Force, out of Hopes of Reward.
These Reasons were alledged why at this Time
especially those Laws against Priests and Jesuits should
be put in Execution:
1. The General Complaints by Petitions from divers Places of the Kingdom, of the great Increase of
Popery and Superstition, desiring the Laws in those
Cases might be put in Execution.
2. The Multitude of Priests and Jesuits at this Time
in the Kingdom, especially in and about the City of
London, notwithstanding the late Proclamation, and
the Parliament sitting.
3. That Eighty Priests were lately delivered out of
Prison; divers of them had been condemned for Treason.
4. The Pope's Nuncio, or Agent, being at this
Time in the Kingdom.
5. The Boldness of Papists, in resorting as frequently and openly to Mass, both to Denmarke-house,
St. James, and Ambassadors Chapels, as we do to
6. The not putting the Laws in due Execution is a
principal Cause of Increase of Popery.
7. The Discontent of the City of London, occasioned by the reprieving of this Priest, which appears in
their Averseness in lending Monies for the necessary
Supply of His Majesty's Army, and the Northern
Parts, and the ill Consequence that this may produce,
when it will be published in other Parts of the Kingdom;
which may retard the Collection of Subsidies, it being done in the Time of Parliament, when the People expect a thorough Reformation.
For the Remedy of the aforesaid Mischiefs, they
did desire their Lordships to join with them to His
Majesty, for the redressing of the said Grievances.
That the Laws and Statutes may be executed
against this Priest in particular presently, having
been committed Two several Times before for the
like Offence; and that the Statutes and Laws in general against Priests and Jesuits, for the future, be
put in due Execution, according to the Words of the
Statute, without any Connivance; and to join with
them in discovering the Instruments that interceded
for the reprieving of the said Priest, that none be so
bold as to intercede for the reprieving of such Men
The Lords Answer to the Conference, touching Goodman.
After some Debate of these Particulars, the Lords
resolved to return this Answer: That this House will
join with the House of Commons, in representing to
His Majesty all that was delivered unto their Lordships at the Free Conference of both Houses as aforesaid; and that the same shall be represented to His
Majesty, by the Lord Keeper, at such Time as His
Majesty shall please to appoint both Houses to wait
The Lords going into the Painted Chamber to deliver this Answer to the House of Commons, the House
was adjourned during Pleasure; and being returned, the
House was resumed.
Witnesses sworn in Wiseman and Ingram's Cause.
Witnesses sworn in Sir Richard Wiseman's Cause and
Sir Henry Appleton.
Anto.
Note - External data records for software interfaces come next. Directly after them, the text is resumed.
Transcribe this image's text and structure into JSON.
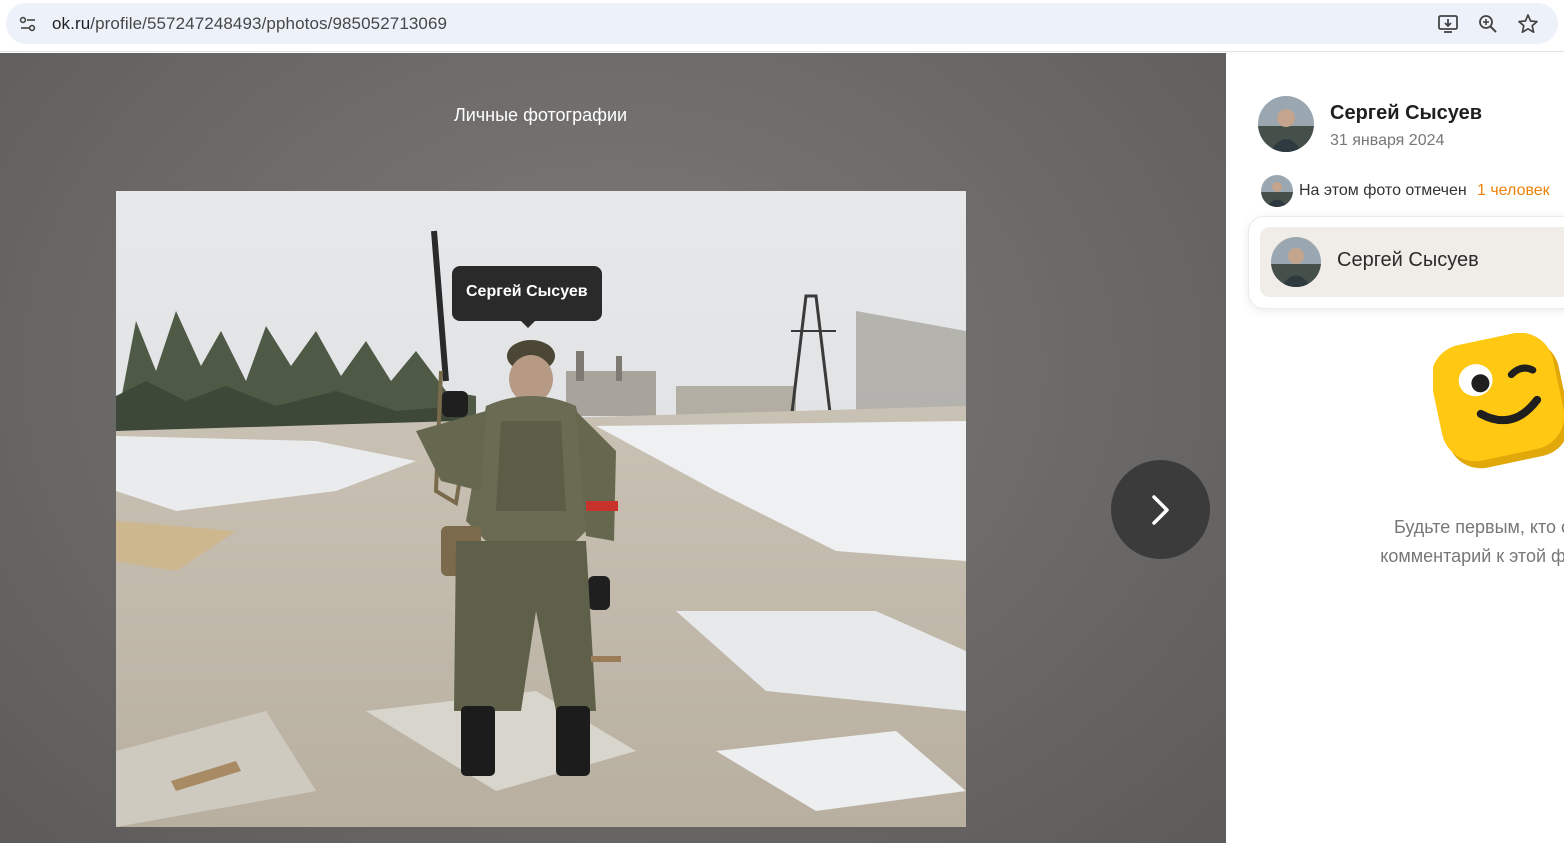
{
  "browser": {
    "url_host": "ok.ru",
    "url_path": "/profile/557247248493/pphotos/985052713069",
    "icons": [
      "site-settings-icon",
      "install-app-icon",
      "zoom-icon",
      "bookmark-star-icon"
    ]
  },
  "viewer": {
    "album_title": "Личные фотографии",
    "photo_tag_label": "Сергей Сысуев",
    "next_icon": "chevron-right-icon"
  },
  "panel": {
    "author_name": "Сергей Сысуев",
    "post_date": "31 января 2024",
    "tagged_prefix": "На этом фото отмечен",
    "tagged_count": "1 человек",
    "tagged_people": [
      {
        "name": "Сергей Сысуев"
      }
    ],
    "empty_comments_line1": "Будьте первым, кто с",
    "empty_comments_line2": "комментарий к этой фот"
  },
  "colors": {
    "accent_orange": "#ee8208",
    "viewer_bg": "#6f6d6b",
    "tooltip_bg": "#2a2a2a",
    "mascot_yellow": "#ffc812"
  }
}
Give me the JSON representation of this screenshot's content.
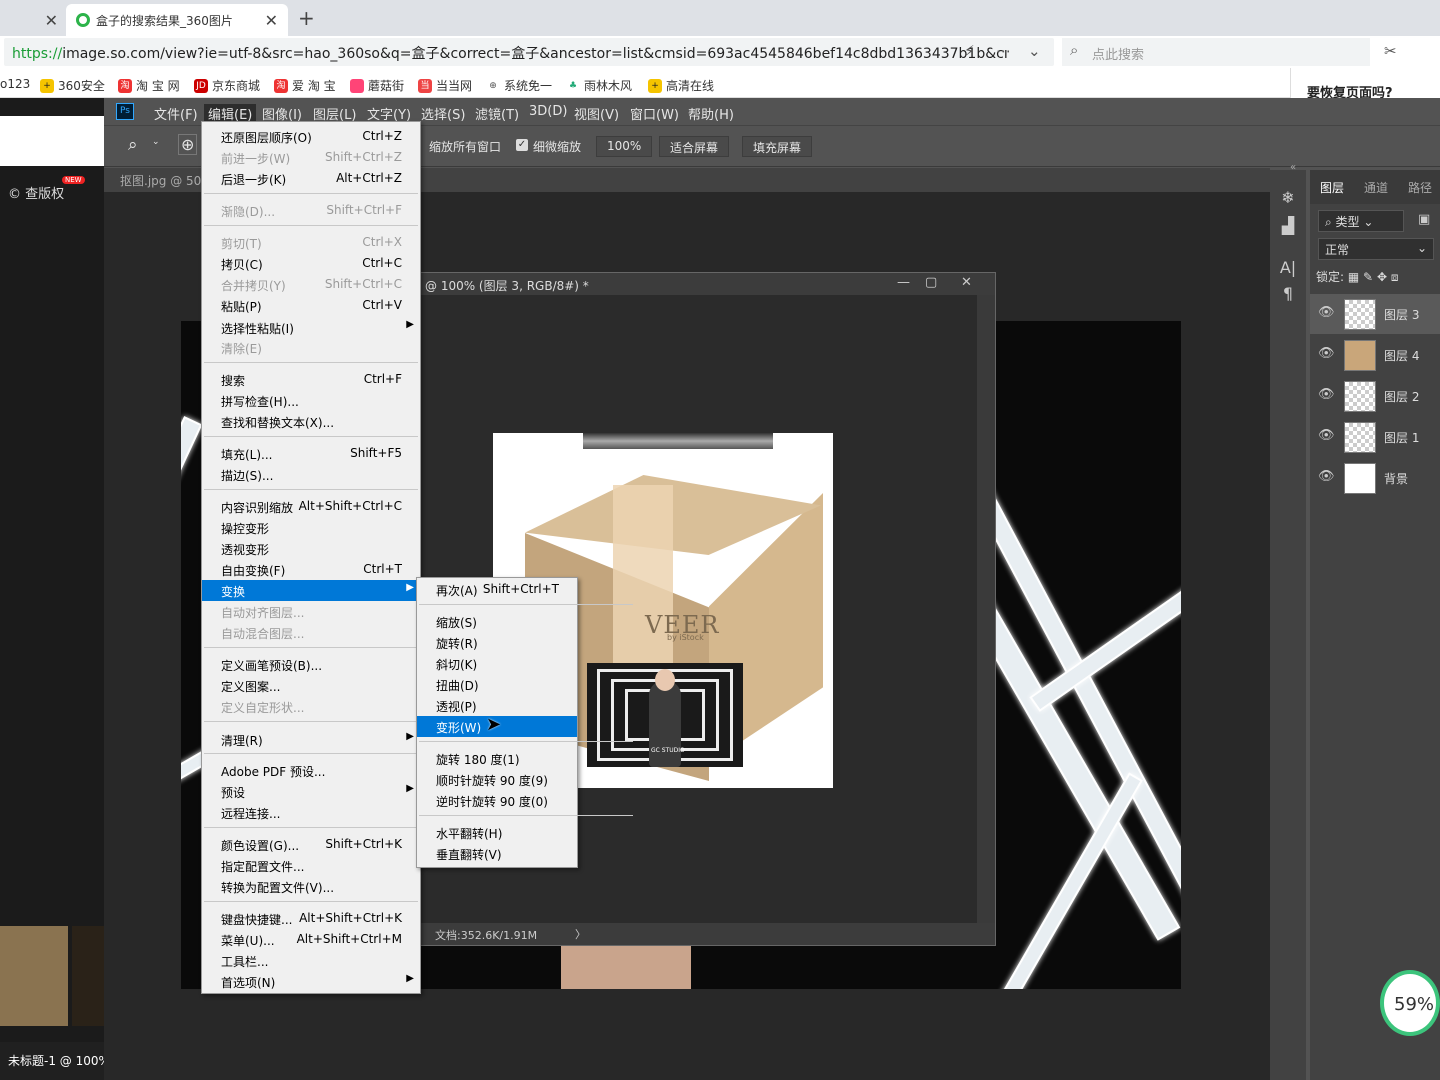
{
  "browser": {
    "tabs": [
      {
        "label": ""
      },
      {
        "label": "盒子的搜索结果_360图片"
      }
    ],
    "url_protocol": "https://",
    "url_rest": "image.so.com/view?ie=utf-8&src=hao_360so&q=盒子&correct=盒子&ancestor=list&cmsid=693ac4545846bef14c8dbd1363437b1b&cı",
    "search_placeholder": "点此搜索",
    "bookmarks": [
      "o123",
      "360安全",
      "淘 宝 网",
      "京东商城",
      "爱 淘 宝",
      "蘑菇街",
      "当当网",
      "系统免一",
      "雨林木风",
      "高清在线"
    ],
    "restore_prompt": "要恢复页面吗?",
    "left_strip_text": "查版权",
    "left_strip_badge": "NEW",
    "taskbar_item": "未标题-1 @ 100%",
    "progress_badge": "59%"
  },
  "photoshop": {
    "menu_bar": [
      "文件(F)",
      "编辑(E)",
      "图像(I)",
      "图层(L)",
      "文字(Y)",
      "选择(S)",
      "滤镜(T)",
      "3D(D)",
      "视图(V)",
      "窗口(W)",
      "帮助(H)"
    ],
    "options": {
      "resize_all": "缩放所有窗口",
      "scrubby_zoom": "细微缩放",
      "zoom_value": "100%",
      "fit_screen": "适合屏幕",
      "fill_screen": "填充屏幕"
    },
    "doc_tab": "抠图.jpg @ 50",
    "float_title": "@ 100% (图层 3, RGB/8#) *",
    "float_status": "文档:352.6K/1.91M",
    "edit_menu": [
      {
        "label": "还原图层顺序(O)",
        "shortcut": "Ctrl+Z"
      },
      {
        "label": "前进一步(W)",
        "shortcut": "Shift+Ctrl+Z"
      },
      {
        "label": "后退一步(K)",
        "shortcut": "Alt+Ctrl+Z"
      },
      {
        "label": "渐隐(D)...",
        "shortcut": "Shift+Ctrl+F"
      },
      {
        "label": "剪切(T)",
        "shortcut": "Ctrl+X"
      },
      {
        "label": "拷贝(C)",
        "shortcut": "Ctrl+C"
      },
      {
        "label": "合并拷贝(Y)",
        "shortcut": "Shift+Ctrl+C"
      },
      {
        "label": "粘贴(P)",
        "shortcut": "Ctrl+V"
      },
      {
        "label": "选择性粘贴(I)",
        "shortcut": ""
      },
      {
        "label": "清除(E)",
        "shortcut": ""
      },
      {
        "label": "搜索",
        "shortcut": "Ctrl+F"
      },
      {
        "label": "拼写检查(H)...",
        "shortcut": ""
      },
      {
        "label": "查找和替换文本(X)...",
        "shortcut": ""
      },
      {
        "label": "填充(L)...",
        "shortcut": "Shift+F5"
      },
      {
        "label": "描边(S)...",
        "shortcut": ""
      },
      {
        "label": "内容识别缩放",
        "shortcut": "Alt+Shift+Ctrl+C"
      },
      {
        "label": "操控变形",
        "shortcut": ""
      },
      {
        "label": "透视变形",
        "shortcut": ""
      },
      {
        "label": "自由变换(F)",
        "shortcut": "Ctrl+T"
      },
      {
        "label": "变换",
        "shortcut": ""
      },
      {
        "label": "自动对齐图层...",
        "shortcut": ""
      },
      {
        "label": "自动混合图层...",
        "shortcut": ""
      },
      {
        "label": "定义画笔预设(B)...",
        "shortcut": ""
      },
      {
        "label": "定义图案...",
        "shortcut": ""
      },
      {
        "label": "定义自定形状...",
        "shortcut": ""
      },
      {
        "label": "清理(R)",
        "shortcut": ""
      },
      {
        "label": "Adobe PDF 预设...",
        "shortcut": ""
      },
      {
        "label": "预设",
        "shortcut": ""
      },
      {
        "label": "远程连接...",
        "shortcut": ""
      },
      {
        "label": "颜色设置(G)...",
        "shortcut": "Shift+Ctrl+K"
      },
      {
        "label": "指定配置文件...",
        "shortcut": ""
      },
      {
        "label": "转换为配置文件(V)...",
        "shortcut": ""
      },
      {
        "label": "键盘快捷键...",
        "shortcut": "Alt+Shift+Ctrl+K"
      },
      {
        "label": "菜单(U)...",
        "shortcut": "Alt+Shift+Ctrl+M"
      },
      {
        "label": "工具栏...",
        "shortcut": ""
      },
      {
        "label": "首选项(N)",
        "shortcut": ""
      }
    ],
    "transform_submenu": [
      {
        "label": "再次(A)",
        "shortcut": "Shift+Ctrl+T"
      },
      {
        "label": "缩放(S)",
        "shortcut": ""
      },
      {
        "label": "旋转(R)",
        "shortcut": ""
      },
      {
        "label": "斜切(K)",
        "shortcut": ""
      },
      {
        "label": "扭曲(D)",
        "shortcut": ""
      },
      {
        "label": "透视(P)",
        "shortcut": ""
      },
      {
        "label": "变形(W)",
        "shortcut": ""
      },
      {
        "label": "旋转 180 度(1)",
        "shortcut": ""
      },
      {
        "label": "顺时针旋转 90 度(9)",
        "shortcut": ""
      },
      {
        "label": "逆时针旋转 90 度(0)",
        "shortcut": ""
      },
      {
        "label": "水平翻转(H)",
        "shortcut": ""
      },
      {
        "label": "垂直翻转(V)",
        "shortcut": ""
      }
    ],
    "artwork": {
      "brand": "VEER",
      "brand_sub": "by iStock",
      "photo_caption": "GC STUDIO"
    },
    "panel_tabs": [
      "图层",
      "通道",
      "路径"
    ],
    "layer_filter": "类型",
    "blend_mode": "正常",
    "lock_label": "锁定:",
    "layers": [
      {
        "name": "图层 3",
        "selected": true
      },
      {
        "name": "图层 4",
        "selected": false
      },
      {
        "name": "图层 2",
        "selected": false
      },
      {
        "name": "图层 1",
        "selected": false
      },
      {
        "name": "背景",
        "selected": false
      }
    ]
  }
}
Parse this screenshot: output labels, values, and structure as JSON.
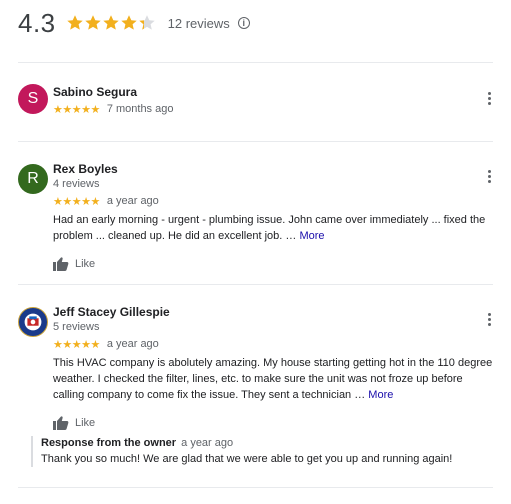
{
  "summary": {
    "rating": "4.3",
    "stars_value": 4.3,
    "review_count": "12 reviews",
    "info_icon": "i"
  },
  "reviews": [
    {
      "initial": "S",
      "avatar_color": "#c2185b",
      "name": "Sabino Segura",
      "subline": "",
      "stars": "★★★★★",
      "time": "7 months ago",
      "text": "",
      "more": ""
    },
    {
      "initial": "R",
      "avatar_color": "#33691e",
      "name": "Rex Boyles",
      "subline": "4 reviews",
      "stars": "★★★★★",
      "time": "a year ago",
      "text": "Had an early morning - urgent - plumbing issue. John came over immediately ... fixed the problem ... cleaned up. He did an excellent job. …",
      "more": "More",
      "like": "Like"
    },
    {
      "initial": "",
      "avatar_color": "#1a3a8a",
      "name": "Jeff Stacey Gillespie",
      "subline": "5 reviews",
      "stars": "★★★★★",
      "time": "a year ago",
      "text": "This HVAC company is abolutely amazing. My house starting getting hot in the 110 degree weather. I checked the filter, lines, etc. to make sure the unit was not froze up before calling company to come fix the issue. They sent a technician …",
      "more": "More",
      "like": "Like",
      "owner": {
        "label": "Response from the owner",
        "time": "a year ago",
        "text": "Thank you so much! We are glad that we were able to get you up and running again!"
      }
    }
  ],
  "colors": {
    "star": "#f2b01e",
    "link": "#1a0dab",
    "muted": "#5f6368"
  }
}
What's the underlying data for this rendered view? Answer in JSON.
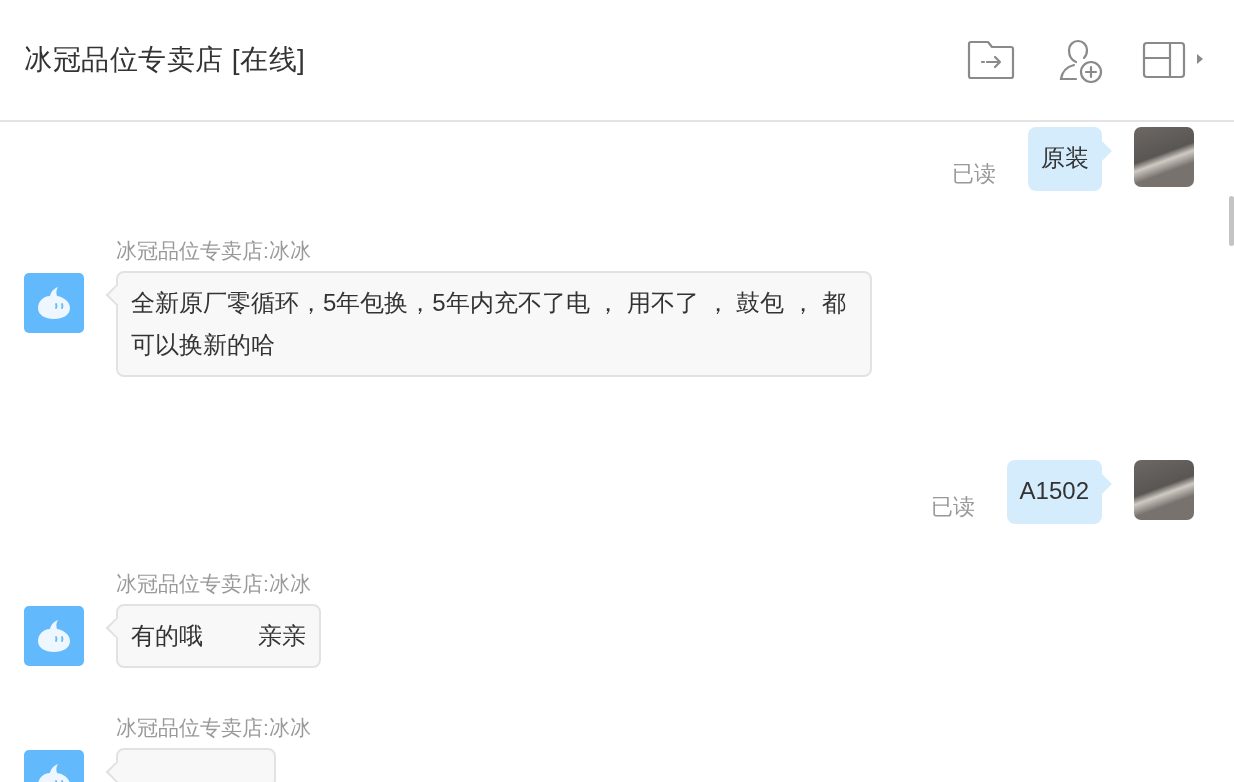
{
  "header": {
    "title": "冰冠品位专卖店 [在线]"
  },
  "messages": [
    {
      "kind": "sent",
      "text": "原装",
      "status": "已读"
    },
    {
      "kind": "received",
      "sender": "冰冠品位专卖店:冰冰",
      "text": "全新原厂零循环，5年包换，5年内充不了电 ， 用不了 ， 鼓包 ， 都可以换新的哈"
    },
    {
      "kind": "sent",
      "text": "A1502",
      "status": "已读"
    },
    {
      "kind": "received",
      "sender": "冰冠品位专卖店:冰冰",
      "text": "有的哦　　 亲亲"
    },
    {
      "kind": "received",
      "sender": "冰冠品位专卖店:冰冰"
    }
  ]
}
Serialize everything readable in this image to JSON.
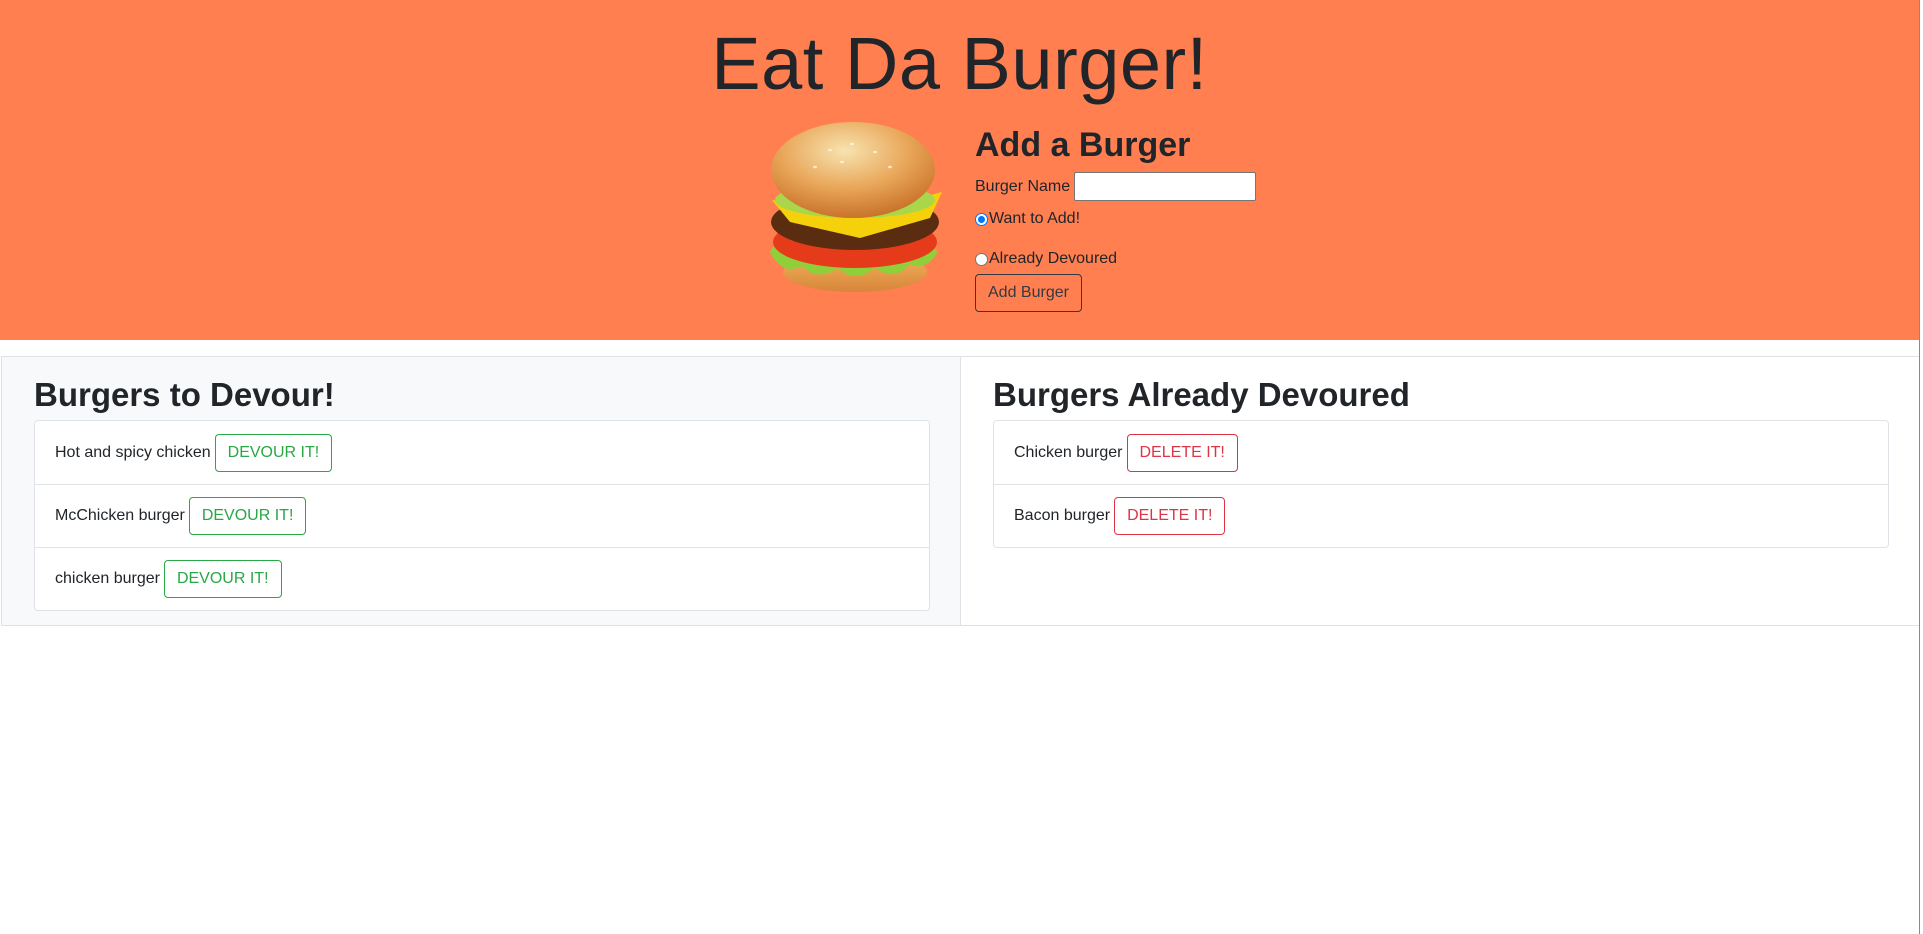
{
  "header": {
    "title": "Eat Da Burger!",
    "background_color": "#ff7f50",
    "image_icon": "burger-illustration"
  },
  "add_form": {
    "heading": "Add a Burger",
    "name_label": "Burger Name",
    "name_value": "",
    "radio_options": [
      {
        "label": "Want to Add!",
        "checked": true
      },
      {
        "label": "Already Devoured",
        "checked": false
      }
    ],
    "submit_label": "Add Burger"
  },
  "to_devour": {
    "heading": "Burgers to Devour!",
    "button_label": "DEVOUR IT!",
    "button_color": "#28a745",
    "items": [
      {
        "name": "Hot and spicy chicken"
      },
      {
        "name": "McChicken burger"
      },
      {
        "name": "chicken burger"
      }
    ]
  },
  "devoured": {
    "heading": "Burgers Already Devoured",
    "button_label": "DELETE IT!",
    "button_color": "#dc3545",
    "items": [
      {
        "name": "Chicken burger"
      },
      {
        "name": "Bacon burger"
      }
    ]
  }
}
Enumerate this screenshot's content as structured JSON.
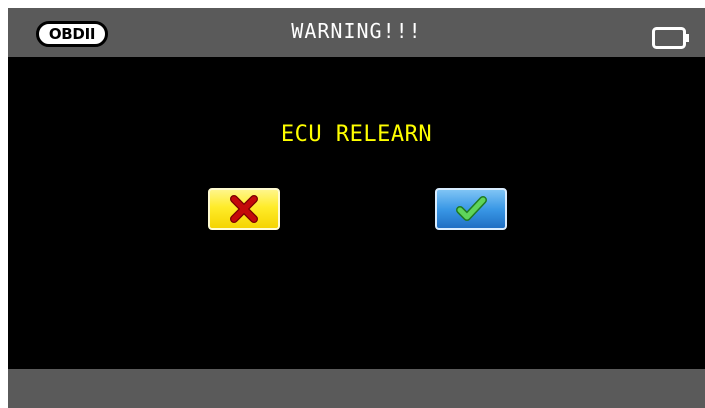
{
  "header": {
    "badge_label": "OBDII",
    "title": "WARNING!!!",
    "battery_icon": "battery-icon"
  },
  "main": {
    "prompt": "ECU RELEARN"
  },
  "actions": {
    "cancel_icon": "x-cross-icon",
    "confirm_icon": "checkmark-icon"
  },
  "colors": {
    "screen_background": "#000000",
    "bar_background": "#5a5a5a",
    "prompt_text": "#ffff00",
    "title_text": "#ffffff",
    "cancel_button": "#ffec2a",
    "cancel_icon": "#b00000",
    "confirm_button": "#3a98e6",
    "confirm_icon": "#4cc44a"
  }
}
Cog snell.
Jo. Vaughan, Esquire.
Witnesses in Hughe's Cause.
Witnesses sworn in Hughe's Cause, versus Lord Cottington:
Witnesses sworn in Keete's Cause versus Dr. Eaden.
Witnesses sworn in Andrew Keete's Cause, versus
Dominus Custos Magni Sigilli declaravit præsens Parliamentum continuandum esse usque in diem Jovis,
videlicet, 28m diem instantis Januarii, hora nona, Dominis sic decernentibus.